‘You’re all right, you’ve got the height you lucky cow,’ she says. ‘Short buggers like me need all the help we can get.’ She stops talking and looks over my shoulder. ‘Oh, hang on, here they come.’

I turn around and see that the first of our overpaid visitors from Head Office has arrived. My heart sinks. I smile through gritted teeth as the area manager makes his entrance with his entourage. What a vile and odious little shit Jeff Brent is. ‘Morning, Mr Brent.’

‘Morning, Andrea,’ he grins, getting my name wrong as he always does. ‘Looking more beautiful than ever!’

‘And you’re more of a fucking creep than ever,’ is what I want to say back to him but, of course, I don’t. Instead I just smile politely, force out a little laugh and then relax when Maurice Green appears at my side to take Brent through to the back offices.

‘Excuse me, Miss,’ a quiet little voice says from somewhere behind me. I turn around and see an elderly man clutching a negligee, looking more than a little bit uncomfortable. It’s an odd choice of nightwear. He’s either married to a gold-digger or he’s a transvestite.

‘What can I do for you, Sir?’ I say, looking around for one of the others. Lorraine has disappeared the way she always does when customers need serving. This isn’t fair. I have to get to my meeting. I haven’t got time to be dealing with customers today.

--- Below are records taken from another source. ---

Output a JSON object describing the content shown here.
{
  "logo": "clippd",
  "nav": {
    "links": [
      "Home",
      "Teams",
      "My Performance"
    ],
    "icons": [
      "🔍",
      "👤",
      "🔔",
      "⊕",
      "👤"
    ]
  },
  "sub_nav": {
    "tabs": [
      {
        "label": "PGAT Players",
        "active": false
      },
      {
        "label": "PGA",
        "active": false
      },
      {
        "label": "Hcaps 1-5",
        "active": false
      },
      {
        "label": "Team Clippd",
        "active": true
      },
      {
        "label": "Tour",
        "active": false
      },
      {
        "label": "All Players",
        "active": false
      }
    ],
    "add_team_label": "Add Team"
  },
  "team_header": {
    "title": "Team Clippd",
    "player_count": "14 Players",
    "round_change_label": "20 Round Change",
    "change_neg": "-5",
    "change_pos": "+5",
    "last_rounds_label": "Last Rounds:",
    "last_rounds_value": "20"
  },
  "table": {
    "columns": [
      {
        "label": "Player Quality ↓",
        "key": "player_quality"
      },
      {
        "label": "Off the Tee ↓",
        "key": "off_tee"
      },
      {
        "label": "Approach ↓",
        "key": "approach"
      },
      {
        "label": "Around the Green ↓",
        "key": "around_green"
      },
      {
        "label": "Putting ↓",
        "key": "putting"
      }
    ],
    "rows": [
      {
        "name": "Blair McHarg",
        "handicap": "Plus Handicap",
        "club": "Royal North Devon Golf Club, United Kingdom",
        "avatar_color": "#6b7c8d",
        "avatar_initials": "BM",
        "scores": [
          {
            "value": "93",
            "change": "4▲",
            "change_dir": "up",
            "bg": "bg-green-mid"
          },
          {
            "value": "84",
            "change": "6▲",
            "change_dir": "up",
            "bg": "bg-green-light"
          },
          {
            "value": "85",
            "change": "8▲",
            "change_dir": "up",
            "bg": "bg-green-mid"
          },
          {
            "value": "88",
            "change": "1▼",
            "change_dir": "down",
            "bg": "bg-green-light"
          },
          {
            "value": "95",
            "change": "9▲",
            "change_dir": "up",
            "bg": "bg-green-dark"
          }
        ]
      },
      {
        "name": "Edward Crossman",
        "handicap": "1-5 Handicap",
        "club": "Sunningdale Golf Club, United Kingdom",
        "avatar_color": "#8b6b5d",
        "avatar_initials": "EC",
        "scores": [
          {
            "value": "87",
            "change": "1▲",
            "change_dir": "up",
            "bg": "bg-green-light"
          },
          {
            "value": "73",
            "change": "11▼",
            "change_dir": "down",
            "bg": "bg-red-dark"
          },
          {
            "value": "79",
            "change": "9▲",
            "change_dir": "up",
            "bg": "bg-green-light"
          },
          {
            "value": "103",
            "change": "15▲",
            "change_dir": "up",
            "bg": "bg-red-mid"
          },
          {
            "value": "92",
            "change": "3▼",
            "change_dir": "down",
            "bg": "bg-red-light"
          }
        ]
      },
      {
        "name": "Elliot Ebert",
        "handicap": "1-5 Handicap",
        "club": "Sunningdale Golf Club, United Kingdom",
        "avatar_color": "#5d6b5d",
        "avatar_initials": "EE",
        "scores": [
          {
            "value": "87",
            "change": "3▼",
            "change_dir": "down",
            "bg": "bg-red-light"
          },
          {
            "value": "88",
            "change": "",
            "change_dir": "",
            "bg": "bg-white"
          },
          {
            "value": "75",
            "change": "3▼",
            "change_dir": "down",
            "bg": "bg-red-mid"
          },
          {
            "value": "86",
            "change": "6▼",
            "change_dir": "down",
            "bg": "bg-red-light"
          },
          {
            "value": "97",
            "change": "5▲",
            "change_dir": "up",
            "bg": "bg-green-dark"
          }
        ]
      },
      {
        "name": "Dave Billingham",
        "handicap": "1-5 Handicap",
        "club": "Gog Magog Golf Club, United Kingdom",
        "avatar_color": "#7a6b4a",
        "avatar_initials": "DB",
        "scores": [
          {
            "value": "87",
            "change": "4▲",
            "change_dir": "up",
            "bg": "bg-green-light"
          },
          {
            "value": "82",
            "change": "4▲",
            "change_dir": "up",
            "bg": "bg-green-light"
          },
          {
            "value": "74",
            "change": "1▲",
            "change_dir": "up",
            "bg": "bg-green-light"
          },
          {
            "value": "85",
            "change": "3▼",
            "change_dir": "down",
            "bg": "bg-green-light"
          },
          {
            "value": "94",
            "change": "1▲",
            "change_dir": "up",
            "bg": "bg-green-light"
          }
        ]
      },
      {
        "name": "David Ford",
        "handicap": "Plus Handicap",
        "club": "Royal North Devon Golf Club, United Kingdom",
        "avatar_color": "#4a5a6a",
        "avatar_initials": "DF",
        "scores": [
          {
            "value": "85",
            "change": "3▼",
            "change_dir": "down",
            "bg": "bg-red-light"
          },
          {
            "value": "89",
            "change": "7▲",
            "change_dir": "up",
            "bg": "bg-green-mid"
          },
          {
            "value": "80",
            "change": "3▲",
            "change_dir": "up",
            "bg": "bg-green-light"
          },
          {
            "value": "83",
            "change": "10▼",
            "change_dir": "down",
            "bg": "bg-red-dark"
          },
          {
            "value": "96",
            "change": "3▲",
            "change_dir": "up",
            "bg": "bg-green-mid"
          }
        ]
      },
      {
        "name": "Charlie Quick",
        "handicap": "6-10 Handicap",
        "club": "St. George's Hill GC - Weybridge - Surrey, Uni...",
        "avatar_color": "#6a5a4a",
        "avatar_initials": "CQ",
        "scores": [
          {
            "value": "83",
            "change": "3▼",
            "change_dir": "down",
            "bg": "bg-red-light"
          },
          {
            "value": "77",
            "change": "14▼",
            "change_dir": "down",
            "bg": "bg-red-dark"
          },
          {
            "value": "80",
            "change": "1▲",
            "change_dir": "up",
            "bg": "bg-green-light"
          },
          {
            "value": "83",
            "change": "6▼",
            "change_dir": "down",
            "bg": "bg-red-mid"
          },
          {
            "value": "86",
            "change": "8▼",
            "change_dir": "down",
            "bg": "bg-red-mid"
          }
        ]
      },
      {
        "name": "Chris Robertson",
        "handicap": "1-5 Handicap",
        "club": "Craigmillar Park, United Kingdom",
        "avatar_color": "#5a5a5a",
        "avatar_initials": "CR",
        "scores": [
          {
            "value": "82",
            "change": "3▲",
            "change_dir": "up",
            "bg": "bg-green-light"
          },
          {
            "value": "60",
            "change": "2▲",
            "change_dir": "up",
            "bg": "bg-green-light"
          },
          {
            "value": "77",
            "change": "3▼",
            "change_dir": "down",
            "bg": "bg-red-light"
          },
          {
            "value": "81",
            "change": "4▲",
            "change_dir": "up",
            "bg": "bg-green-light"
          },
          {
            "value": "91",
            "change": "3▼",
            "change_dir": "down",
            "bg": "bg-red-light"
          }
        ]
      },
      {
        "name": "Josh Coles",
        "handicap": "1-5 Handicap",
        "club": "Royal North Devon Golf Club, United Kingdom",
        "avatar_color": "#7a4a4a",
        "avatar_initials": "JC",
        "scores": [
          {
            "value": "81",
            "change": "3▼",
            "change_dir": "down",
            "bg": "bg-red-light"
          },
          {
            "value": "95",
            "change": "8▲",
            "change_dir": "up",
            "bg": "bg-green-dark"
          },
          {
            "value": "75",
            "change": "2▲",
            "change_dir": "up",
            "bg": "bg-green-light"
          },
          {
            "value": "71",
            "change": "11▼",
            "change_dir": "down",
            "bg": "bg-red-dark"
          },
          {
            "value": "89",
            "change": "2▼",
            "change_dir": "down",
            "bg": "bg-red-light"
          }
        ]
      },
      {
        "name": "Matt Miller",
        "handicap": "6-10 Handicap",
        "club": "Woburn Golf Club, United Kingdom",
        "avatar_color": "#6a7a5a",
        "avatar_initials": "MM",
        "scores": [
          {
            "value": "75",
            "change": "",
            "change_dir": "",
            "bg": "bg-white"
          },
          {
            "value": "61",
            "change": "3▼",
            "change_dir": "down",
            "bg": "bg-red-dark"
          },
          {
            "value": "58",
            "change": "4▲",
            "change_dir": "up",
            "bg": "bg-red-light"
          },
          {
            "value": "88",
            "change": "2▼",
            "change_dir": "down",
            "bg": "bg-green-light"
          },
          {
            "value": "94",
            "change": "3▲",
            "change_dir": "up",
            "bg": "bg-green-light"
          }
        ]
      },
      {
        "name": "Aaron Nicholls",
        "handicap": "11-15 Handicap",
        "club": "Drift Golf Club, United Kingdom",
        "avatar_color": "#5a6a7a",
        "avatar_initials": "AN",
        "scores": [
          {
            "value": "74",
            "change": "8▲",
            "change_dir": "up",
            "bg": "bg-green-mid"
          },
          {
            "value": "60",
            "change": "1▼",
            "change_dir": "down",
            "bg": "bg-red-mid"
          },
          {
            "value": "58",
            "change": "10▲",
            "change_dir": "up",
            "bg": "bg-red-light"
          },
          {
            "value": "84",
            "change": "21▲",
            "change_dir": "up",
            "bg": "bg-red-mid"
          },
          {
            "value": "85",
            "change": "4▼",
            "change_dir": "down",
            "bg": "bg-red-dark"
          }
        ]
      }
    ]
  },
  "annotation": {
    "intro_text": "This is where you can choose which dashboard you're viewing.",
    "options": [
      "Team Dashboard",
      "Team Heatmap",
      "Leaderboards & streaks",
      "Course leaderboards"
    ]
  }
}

‘I bought this for my wife’s birthday last week and she doesn’t like it,’ he says. Judging by the age of the customer in front of me, if she isn’t a gold-digger then his wife could be anywhere between sixty and eighty years old. Can’t imagine I’ll be wearing underwear like this at that age.

‘I see,’ I say, taking the negligee from him and holding it up. There isn’t much of it. Definitely not to be worn in winter. ‘Didn’t she like it? Do you want a refund?’

He shakes his head.

‘No. Actually I was wondering whether you had it in any other colours,’ he says, taking me by surprise. His face turns lobster pink with embarrassment. ‘She doesn’t like black,’ he explains, ‘says she’d rather have red. Says it makes her feel more… you know.’

I’m going to be late for the meeting. I’ll have to hand this old gent over to a colleague, but there’s never anyone about when you need them. I start leading him over to the customer services desk when something catches my eye over by the main doors. I can see Gary Bright, the area finance director, down on all fours. He looks like he’s being sick. Is he choking? His laptop’s on the floor and there are confidential papers blowing all over the place. I look for Jenny Clarke who’s the duty first aid officer but Christ, someone else is down now. A woman just to the left of me has collapsed against the customer service desk. Bloody hell, she looks like she’s suffocating. She’s clawing at her neck and her face is bright red, eyes bulging.

Shit, Shirley Peters from sportswear is on the floor at the bottom of the escalator now. Her skirt’s caught in the mechanism. She looks as if she’s just—

Oh God, what’s that?

I can feel something at the back of my throat, like I’ve got something trapped. I try to clear it but I can hardly swallow and the more I cough, the worse it gets. Something’s scratching the back and sides of my throat and I can’t clear it. I need to get some water. It’s still there. It won’t go. Stronger now, getting worse. Christ, it feels like someone’s got their hand around my neck.

Need to get help. Jesus it hurts.

It’s stinging and burning. Bloody hell, I can’t swallow. I can’t breathe.

Calm down. Calm down. Calm down.

Oh fuck, I can taste blood in my mouth.

Just don’t panic. Slow down. Try and breathe. Try and—

Amy Steadman by Craig Paton

Starved of oxygen, Amy fell back into a rail of designer dresses, pulling half the display down on top of her. She gagged and retched as blood dribbled down the inside of her inflamed throat. Unable to focus, she was momentarily aware of frantic, terrified movement all around her.

She clawed at her neck and began to thrash about as the remaining oxygen in her blood stream rapidly disappeared. Already numb, she felt no pain when the back of her head thumped against the hard marble floor.

Her mouth and chin now covered with blood, Amy tried to stand but couldn’t. The world became dark and the screams around her became muffled, then fell silent.

Less than a minute after infection, Amy Steadman was dead.




Autumn: The London Trilogy omnibus edition